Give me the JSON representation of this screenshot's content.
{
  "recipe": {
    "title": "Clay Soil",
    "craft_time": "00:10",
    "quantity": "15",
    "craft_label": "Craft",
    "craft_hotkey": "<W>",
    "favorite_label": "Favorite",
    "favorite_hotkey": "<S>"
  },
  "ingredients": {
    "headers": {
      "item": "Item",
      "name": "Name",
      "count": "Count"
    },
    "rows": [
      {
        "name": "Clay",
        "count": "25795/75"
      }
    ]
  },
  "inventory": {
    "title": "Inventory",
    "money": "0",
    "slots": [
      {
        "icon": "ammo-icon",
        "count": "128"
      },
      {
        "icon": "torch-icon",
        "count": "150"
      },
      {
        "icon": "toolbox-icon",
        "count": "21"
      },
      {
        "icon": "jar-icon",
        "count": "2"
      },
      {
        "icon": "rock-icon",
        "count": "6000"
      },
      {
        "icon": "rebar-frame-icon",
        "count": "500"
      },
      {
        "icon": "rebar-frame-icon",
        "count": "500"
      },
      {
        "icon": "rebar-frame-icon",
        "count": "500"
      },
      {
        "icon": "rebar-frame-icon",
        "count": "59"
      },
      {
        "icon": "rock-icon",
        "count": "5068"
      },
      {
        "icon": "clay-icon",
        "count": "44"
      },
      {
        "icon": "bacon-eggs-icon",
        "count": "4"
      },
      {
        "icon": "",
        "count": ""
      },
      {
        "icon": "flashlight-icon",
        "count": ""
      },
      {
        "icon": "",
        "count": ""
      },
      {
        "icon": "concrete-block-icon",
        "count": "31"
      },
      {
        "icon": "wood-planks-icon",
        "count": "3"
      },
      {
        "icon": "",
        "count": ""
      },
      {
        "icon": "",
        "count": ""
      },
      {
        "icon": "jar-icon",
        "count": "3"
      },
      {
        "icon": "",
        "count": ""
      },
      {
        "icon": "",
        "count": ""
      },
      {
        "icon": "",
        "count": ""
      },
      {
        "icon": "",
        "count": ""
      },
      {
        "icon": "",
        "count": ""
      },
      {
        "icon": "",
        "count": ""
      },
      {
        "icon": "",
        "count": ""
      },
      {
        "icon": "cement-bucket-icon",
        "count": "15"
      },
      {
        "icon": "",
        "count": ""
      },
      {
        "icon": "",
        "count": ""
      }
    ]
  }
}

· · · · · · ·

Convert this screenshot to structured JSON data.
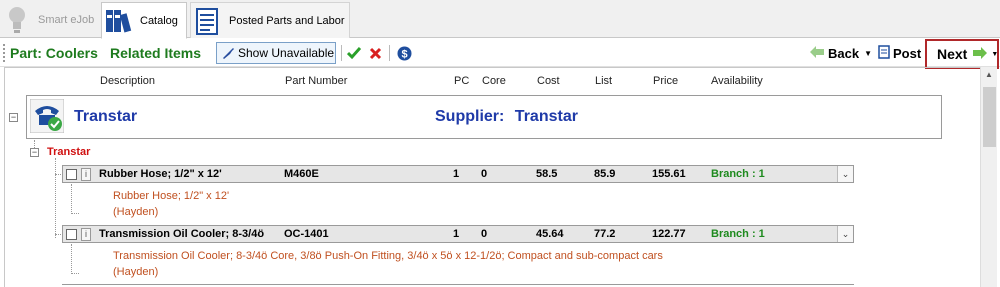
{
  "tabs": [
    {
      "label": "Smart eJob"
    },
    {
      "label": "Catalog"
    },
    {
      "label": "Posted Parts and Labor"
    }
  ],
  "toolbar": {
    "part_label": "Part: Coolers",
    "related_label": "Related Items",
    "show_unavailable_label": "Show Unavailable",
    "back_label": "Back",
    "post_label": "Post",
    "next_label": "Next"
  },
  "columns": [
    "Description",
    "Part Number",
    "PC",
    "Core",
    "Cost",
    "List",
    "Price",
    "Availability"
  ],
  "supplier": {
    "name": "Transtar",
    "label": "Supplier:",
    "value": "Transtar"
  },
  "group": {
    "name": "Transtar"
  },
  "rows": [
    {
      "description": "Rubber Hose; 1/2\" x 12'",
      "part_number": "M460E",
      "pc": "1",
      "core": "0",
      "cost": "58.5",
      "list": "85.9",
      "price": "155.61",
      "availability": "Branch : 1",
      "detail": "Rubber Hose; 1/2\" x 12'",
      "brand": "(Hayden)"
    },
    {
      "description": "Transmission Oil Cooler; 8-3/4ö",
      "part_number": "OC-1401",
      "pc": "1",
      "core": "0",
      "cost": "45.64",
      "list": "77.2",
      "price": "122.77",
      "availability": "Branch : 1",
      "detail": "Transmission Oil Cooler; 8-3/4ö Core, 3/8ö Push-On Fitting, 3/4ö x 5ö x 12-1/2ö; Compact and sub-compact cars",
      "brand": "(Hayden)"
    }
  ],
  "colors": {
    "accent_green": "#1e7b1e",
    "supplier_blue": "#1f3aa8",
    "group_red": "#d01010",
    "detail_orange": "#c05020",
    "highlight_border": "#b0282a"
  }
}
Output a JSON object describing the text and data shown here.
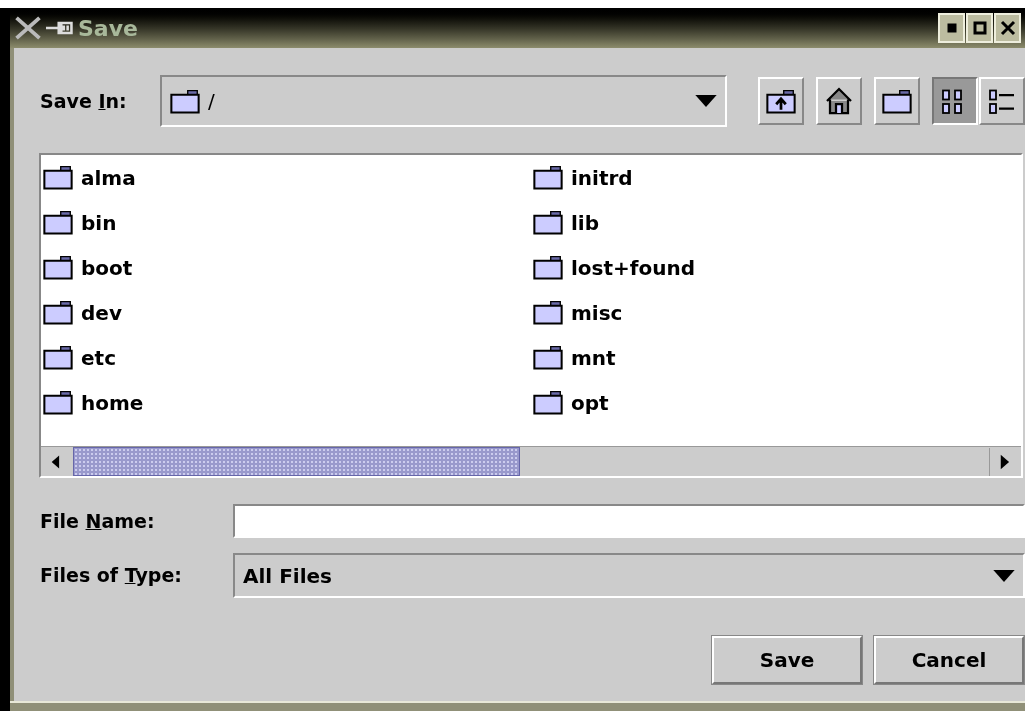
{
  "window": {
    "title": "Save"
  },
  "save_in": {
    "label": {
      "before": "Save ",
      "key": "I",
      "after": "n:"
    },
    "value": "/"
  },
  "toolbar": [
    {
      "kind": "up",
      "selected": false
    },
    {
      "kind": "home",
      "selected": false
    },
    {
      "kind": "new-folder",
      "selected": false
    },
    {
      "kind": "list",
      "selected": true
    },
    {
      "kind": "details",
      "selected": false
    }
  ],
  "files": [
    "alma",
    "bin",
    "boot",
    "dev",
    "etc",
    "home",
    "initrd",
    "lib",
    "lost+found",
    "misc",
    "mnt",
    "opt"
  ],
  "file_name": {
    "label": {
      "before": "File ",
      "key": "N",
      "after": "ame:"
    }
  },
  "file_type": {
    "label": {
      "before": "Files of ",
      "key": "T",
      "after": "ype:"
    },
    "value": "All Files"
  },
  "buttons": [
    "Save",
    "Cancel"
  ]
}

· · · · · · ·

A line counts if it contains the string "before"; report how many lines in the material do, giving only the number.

* Solution for this exercise
3